> **WHAT IS BEING ASKED**:
The required lines are those that contain "Weight"; pull them out of the data and copy them.

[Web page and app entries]
---

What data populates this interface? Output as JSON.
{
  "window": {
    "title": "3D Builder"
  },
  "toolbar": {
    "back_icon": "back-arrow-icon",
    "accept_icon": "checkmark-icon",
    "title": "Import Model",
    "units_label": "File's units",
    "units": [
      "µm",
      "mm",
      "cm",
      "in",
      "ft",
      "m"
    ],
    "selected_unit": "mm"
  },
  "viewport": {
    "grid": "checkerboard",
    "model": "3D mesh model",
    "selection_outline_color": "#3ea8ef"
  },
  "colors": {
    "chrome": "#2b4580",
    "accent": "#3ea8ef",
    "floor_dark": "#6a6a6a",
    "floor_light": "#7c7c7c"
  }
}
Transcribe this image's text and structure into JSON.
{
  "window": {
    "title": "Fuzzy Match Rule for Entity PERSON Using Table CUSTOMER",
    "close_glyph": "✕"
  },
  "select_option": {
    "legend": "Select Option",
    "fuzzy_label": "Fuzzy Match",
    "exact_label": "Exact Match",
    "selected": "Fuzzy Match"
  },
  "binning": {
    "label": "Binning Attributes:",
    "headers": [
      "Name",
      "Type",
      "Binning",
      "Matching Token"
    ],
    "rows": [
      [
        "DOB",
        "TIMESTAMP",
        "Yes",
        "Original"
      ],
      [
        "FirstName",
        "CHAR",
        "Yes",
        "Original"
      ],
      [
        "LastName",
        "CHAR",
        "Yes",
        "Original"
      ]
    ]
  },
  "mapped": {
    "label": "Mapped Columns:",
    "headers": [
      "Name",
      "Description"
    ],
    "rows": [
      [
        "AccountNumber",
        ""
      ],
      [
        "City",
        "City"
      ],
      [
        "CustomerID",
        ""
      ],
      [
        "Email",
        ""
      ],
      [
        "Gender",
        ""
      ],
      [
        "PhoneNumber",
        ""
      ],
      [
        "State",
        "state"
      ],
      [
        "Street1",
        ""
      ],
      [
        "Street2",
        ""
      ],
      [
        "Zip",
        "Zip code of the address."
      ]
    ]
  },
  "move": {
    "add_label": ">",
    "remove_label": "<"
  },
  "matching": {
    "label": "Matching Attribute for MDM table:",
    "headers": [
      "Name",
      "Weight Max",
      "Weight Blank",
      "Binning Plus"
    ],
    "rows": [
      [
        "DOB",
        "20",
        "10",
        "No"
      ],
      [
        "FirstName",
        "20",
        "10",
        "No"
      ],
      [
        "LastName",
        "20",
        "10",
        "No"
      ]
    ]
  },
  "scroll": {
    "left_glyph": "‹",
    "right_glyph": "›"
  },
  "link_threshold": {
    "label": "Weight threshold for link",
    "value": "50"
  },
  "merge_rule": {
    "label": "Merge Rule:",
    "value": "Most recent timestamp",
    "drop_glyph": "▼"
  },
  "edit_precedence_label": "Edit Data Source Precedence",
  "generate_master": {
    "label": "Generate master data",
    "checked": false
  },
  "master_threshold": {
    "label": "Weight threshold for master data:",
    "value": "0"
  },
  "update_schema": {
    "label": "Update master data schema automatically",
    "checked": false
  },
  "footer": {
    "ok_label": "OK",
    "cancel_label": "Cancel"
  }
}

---

> **SOLUTION**:
      "Weight Max",
      "Weight Blank",
    "label": "Weight threshold for link",
    "label": "Weight threshold for master data:",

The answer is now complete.